Second eye cataract surgery improves vision, QoL better than first eye surgery alone
Second eye cataract surgery provides greater improvement in visual function and quality of life compared with first eye cataract surgery alone, a recent study claims.
Researchers analysed a total of 328 patients (mean age 70.4 years) undergoing separate first eye and second eye phacoemulsification cataract surgeries. Those with previous ocular surgery, postoperative endophthalmitis, postoperative retinal detachment, reoperation within 30 days, dementia, anxiety disorder, hearing difficulty or history of drug abuse were not included in the cohort study.
Complete pre- and postoperative ophthalmic examinations were given to patients for first and second eye cataract surgeries. Best-corrected visual acuity (BCVA) was measured 30 to 90 days pre- and postoperatively.

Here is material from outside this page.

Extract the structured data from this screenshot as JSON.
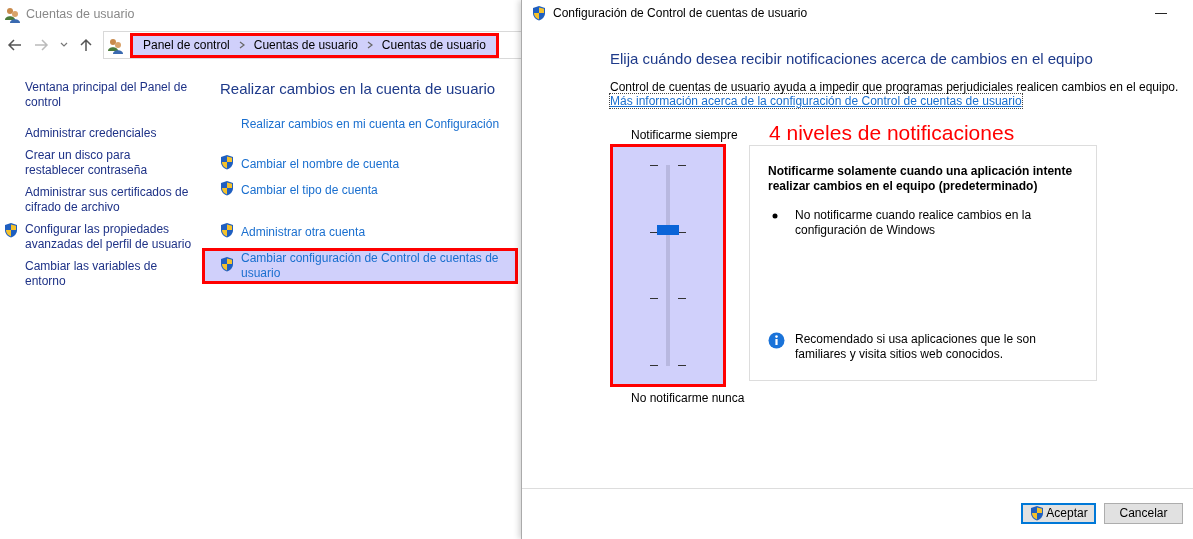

Patients completed the National Eye Institute Visual Functioning Questionnaire (NEI-VFQ) 30 to 90 days pre- and postoperatively. Researchers calculated the NEI-VFQ scores using a traditional subscale scoring algorithm and a Rasch-refined approach producing visual function and socioemotional subscale scores.
First eyes had worse mean preoperative BCVA compared with second eyes (0.55 vs 0.36 logarithm of the minimum angle of resolution [logMAR]; p<0.001), better mean postoperative BCVA improvement (‒0.50 vs ‒0.32 logMAR; p<0.001) and slightly worse BCVA after surgery (0.06 vs 0.03 logMAR; p=0.039).
Second vs first eye surgery resulted in greater postoperative NEI-VFQ scores for almost all traditional subscales (p<0.001), visual function subscale (‒3.85 vs ‒2.91 logits; p<0.001) and socioemotional subscale (‒2.63 vs ‒2.10 logits; p<0.001).
Visual function scores were better in first vs second eye surgery (‒2.99 vs ‒2.67 logits; p=0.021). However, both first and second eye surgeries had similar improvements in socioemotional scores (‒1.62 vs ‒1.51 logits; p=0.255).
“For certain socioemotional aspects of quality of life, second eye cataract surgery results in comparable improvement to first eye cataract surgery,” researchers said.